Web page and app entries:
--*--

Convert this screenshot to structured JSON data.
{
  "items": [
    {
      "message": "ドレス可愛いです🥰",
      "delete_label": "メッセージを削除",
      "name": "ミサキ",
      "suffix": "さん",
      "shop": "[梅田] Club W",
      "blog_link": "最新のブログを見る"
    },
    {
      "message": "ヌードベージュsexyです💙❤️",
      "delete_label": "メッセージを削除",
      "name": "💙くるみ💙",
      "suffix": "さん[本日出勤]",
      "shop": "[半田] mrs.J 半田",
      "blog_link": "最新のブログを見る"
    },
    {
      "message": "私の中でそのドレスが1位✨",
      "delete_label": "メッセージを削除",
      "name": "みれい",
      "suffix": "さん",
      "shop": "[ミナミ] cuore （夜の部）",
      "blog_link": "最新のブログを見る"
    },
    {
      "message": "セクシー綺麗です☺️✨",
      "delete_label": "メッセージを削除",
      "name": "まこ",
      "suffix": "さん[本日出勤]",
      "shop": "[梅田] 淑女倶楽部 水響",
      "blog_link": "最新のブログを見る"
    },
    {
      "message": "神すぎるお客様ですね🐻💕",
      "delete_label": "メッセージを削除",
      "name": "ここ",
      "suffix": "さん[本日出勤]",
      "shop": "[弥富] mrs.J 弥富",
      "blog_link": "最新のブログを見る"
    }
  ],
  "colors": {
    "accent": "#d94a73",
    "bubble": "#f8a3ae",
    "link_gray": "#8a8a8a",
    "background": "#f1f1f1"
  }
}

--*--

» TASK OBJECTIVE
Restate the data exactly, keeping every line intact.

» COMPLETED TASK
Convert this screenshot to structured JSON data.
{
  "items": [
    {
      "message": "ドレス可愛いです🥰",
      "delete_label": "メッセージを削除",
      "name": "ミサキ",
      "suffix": "さん",
      "shop": "[梅田] Club W",
      "blog_link": "最新のブログを見る"
    },
    {
      "message": "ヌードベージュsexyです💙❤️",
      "delete_label": "メッセージを削除",
      "name": "💙くるみ💙",
      "suffix": "さん[本日出勤]",
      "shop": "[半田] mrs.J 半田",
      "blog_link": "最新のブログを見る"
    },
    {
      "message": "私の中でそのドレスが1位✨",
      "delete_label": "メッセージを削除",
      "name": "みれい",
      "suffix": "さん",
      "shop": "[ミナミ] cuore （夜の部）",
      "blog_link": "最新のブログを見る"
    },
    {
      "message": "セクシー綺麗です☺️✨",
      "delete_label": "メッセージを削除",
      "name": "まこ",
      "suffix": "さん[本日出勤]",
      "shop": "[梅田] 淑女倶楽部 水響",
      "blog_link": "最新のブログを見る"
    },
    {
      "message": "神すぎるお客様ですね🐻💕",
      "delete_label": "メッセージを削除",
      "name": "ここ",
      "suffix": "さん[本日出勤]",
      "shop": "[弥富] mrs.J 弥富",
      "blog_link": "最新のブログを見る"
    }
  ],
  "colors": {
    "accent": "#d94a73",
    "bubble": "#f8a3ae",
    "link_gray": "#8a8a8a",
    "background": "#f1f1f1"
  }
}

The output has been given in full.